■ Assigned task ■
Only the number is wanted: state how many lines of the data below contain the word "JSON".

■ Information shown ■
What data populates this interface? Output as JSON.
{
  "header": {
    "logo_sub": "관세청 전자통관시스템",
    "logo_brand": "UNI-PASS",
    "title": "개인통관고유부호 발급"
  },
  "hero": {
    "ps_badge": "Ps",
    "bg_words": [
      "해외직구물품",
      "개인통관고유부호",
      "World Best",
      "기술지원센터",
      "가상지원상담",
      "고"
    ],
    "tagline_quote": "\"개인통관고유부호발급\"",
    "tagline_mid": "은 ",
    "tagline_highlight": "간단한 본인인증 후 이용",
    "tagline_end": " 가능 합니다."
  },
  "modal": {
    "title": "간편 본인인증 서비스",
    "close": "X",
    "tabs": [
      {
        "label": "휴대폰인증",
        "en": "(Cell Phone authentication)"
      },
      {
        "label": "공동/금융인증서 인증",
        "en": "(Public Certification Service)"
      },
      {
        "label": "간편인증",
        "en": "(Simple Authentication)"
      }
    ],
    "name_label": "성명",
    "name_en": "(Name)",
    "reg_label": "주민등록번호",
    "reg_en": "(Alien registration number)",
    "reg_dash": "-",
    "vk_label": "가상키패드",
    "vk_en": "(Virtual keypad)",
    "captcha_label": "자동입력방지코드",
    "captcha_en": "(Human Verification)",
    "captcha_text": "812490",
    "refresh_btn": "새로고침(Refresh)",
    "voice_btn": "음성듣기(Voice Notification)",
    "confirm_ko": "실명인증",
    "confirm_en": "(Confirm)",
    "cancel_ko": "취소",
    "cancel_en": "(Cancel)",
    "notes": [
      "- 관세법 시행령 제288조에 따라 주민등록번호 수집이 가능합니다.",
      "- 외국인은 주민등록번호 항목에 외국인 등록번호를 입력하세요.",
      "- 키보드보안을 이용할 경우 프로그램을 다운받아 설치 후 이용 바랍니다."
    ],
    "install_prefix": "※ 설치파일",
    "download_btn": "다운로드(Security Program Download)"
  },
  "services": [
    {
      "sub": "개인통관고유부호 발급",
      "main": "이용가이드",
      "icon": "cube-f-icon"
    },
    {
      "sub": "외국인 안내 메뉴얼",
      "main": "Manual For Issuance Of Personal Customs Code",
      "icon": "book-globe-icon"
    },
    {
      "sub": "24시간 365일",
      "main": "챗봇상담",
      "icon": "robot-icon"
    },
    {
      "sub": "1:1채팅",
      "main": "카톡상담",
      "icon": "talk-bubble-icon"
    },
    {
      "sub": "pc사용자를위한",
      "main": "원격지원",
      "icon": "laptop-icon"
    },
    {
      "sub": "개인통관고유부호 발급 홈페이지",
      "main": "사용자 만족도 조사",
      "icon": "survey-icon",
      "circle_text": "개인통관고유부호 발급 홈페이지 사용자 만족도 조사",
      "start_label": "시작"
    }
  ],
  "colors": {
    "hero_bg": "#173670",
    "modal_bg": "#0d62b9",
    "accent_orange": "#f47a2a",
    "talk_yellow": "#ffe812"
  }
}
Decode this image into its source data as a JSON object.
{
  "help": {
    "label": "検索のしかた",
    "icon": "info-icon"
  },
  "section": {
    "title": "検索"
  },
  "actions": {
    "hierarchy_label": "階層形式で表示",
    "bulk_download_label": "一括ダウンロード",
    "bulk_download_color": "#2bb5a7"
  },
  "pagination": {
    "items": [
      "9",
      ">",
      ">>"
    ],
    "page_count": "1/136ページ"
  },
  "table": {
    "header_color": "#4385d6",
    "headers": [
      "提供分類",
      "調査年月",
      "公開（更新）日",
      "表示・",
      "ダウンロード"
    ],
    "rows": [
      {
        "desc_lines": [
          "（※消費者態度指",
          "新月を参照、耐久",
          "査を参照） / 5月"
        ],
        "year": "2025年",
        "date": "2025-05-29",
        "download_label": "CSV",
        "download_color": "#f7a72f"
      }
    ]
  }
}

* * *

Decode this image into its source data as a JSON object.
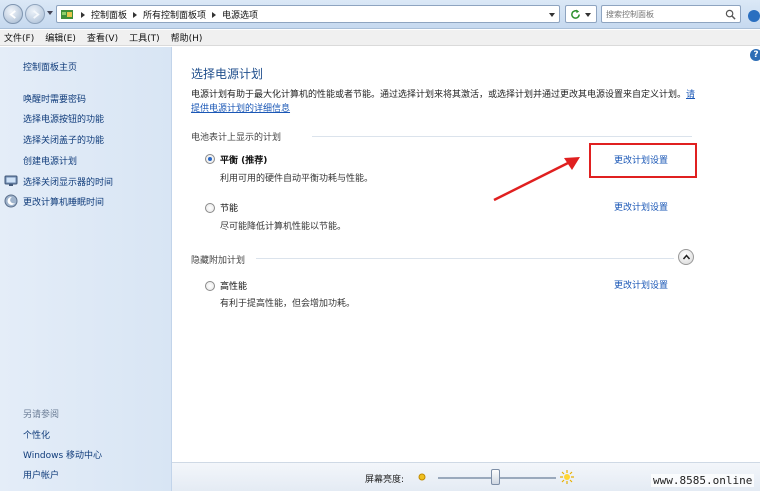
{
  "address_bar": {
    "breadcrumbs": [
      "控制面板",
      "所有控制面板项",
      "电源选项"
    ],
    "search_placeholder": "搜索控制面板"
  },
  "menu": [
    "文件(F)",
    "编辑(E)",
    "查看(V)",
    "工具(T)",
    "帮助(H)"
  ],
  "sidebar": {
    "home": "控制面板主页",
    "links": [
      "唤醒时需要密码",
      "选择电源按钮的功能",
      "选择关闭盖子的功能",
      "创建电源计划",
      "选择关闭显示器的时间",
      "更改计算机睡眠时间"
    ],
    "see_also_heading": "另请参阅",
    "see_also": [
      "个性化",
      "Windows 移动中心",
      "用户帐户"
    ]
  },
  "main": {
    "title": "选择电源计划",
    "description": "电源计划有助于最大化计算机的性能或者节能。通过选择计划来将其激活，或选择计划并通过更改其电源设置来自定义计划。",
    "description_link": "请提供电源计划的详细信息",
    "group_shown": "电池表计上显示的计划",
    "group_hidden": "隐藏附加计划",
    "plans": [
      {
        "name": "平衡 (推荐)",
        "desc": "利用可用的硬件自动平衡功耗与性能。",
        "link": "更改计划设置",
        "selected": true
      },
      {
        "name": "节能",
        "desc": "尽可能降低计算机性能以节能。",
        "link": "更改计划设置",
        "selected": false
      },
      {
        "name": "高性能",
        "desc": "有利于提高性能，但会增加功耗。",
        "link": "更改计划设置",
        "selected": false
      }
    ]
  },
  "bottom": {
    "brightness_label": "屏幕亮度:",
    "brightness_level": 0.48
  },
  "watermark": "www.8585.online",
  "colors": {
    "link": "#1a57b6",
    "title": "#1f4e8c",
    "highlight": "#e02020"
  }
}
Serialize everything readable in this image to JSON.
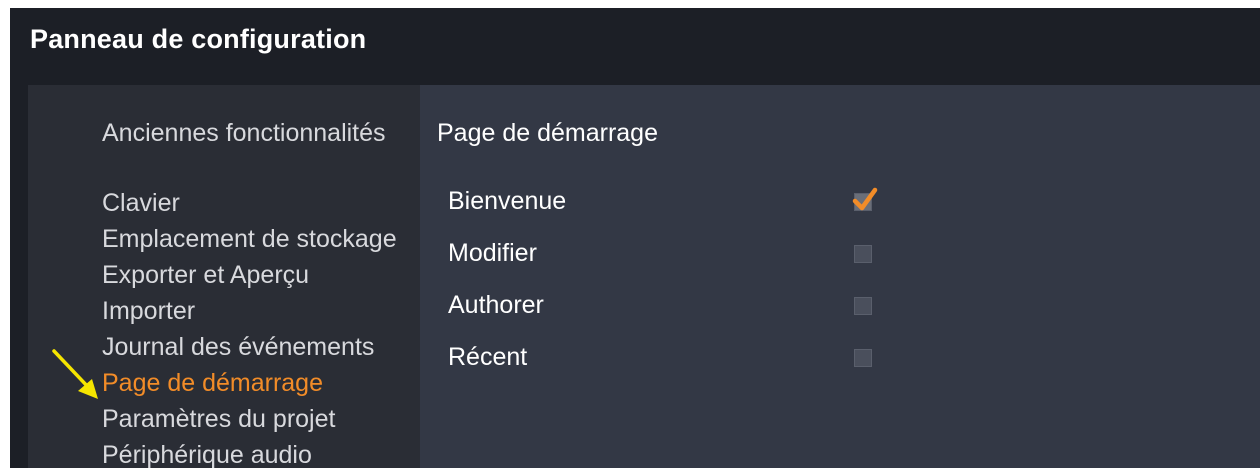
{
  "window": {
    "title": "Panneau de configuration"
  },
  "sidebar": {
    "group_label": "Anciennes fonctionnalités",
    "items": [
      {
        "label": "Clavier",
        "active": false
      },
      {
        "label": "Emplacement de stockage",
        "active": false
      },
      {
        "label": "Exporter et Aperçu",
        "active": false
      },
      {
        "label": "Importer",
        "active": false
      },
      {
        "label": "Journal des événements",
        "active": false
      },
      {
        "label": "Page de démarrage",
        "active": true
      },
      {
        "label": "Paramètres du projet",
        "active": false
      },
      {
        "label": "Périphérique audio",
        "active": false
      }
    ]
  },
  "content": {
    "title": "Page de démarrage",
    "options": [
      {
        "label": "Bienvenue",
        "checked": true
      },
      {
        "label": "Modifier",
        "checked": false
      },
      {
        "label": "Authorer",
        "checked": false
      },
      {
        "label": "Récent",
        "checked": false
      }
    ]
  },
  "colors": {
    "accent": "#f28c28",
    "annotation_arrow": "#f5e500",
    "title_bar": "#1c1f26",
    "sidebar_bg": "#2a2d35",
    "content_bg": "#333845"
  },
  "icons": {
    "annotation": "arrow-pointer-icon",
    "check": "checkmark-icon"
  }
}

■ Answer to the problem ■
4